WHAT IS BEING ASKED:
In the data below, find every line with the word "values" and copy it.

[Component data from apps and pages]
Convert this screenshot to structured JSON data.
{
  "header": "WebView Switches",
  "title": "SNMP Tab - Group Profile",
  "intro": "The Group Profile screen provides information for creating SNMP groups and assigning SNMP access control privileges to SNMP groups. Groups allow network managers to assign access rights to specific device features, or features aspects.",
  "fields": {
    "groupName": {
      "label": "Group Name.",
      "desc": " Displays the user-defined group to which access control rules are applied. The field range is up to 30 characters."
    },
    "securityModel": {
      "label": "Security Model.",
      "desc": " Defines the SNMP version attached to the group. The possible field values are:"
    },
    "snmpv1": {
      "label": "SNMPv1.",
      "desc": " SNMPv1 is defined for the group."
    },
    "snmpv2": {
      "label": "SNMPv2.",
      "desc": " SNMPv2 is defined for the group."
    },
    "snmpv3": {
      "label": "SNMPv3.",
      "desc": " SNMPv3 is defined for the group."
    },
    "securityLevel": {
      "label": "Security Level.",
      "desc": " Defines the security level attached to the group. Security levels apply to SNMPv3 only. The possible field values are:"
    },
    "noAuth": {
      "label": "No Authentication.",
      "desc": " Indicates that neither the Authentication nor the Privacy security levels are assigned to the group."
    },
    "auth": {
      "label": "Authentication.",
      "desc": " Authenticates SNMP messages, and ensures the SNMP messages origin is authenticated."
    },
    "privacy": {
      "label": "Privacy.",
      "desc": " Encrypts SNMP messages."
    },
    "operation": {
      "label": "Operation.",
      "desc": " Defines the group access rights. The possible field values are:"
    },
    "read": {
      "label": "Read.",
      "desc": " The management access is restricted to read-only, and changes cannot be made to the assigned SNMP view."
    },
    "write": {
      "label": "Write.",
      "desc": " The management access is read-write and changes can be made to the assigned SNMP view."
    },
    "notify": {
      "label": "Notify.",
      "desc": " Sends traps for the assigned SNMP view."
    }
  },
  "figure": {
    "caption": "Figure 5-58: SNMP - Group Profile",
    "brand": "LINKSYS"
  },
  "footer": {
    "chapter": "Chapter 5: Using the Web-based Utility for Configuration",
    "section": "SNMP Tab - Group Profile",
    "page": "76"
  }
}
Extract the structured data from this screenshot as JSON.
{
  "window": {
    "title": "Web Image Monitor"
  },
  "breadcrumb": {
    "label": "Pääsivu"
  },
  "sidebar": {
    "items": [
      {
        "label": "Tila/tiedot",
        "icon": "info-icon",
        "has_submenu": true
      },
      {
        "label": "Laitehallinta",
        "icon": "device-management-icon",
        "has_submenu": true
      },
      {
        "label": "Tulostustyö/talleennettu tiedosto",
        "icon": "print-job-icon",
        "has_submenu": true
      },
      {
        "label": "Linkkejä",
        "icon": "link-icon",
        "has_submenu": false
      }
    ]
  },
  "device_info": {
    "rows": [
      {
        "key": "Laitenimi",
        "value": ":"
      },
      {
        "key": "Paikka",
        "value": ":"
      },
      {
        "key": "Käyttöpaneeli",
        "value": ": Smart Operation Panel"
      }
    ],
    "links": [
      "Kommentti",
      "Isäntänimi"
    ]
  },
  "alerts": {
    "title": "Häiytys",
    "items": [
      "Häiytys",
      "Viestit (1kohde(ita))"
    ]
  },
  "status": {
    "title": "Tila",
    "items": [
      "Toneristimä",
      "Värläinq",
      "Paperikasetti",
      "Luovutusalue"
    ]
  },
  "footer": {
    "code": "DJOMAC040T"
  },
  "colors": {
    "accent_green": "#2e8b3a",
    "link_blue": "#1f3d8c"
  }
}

YOUR SOLUTION:
      "desc": " Defines the SNMP version attached to the group. The possible field values are:"
      "desc": " Defines the security level attached to the group. Security levels apply to SNMPv3 only. The possible field values are:"
      "desc": " Defines the group access rights. The possible field values are:"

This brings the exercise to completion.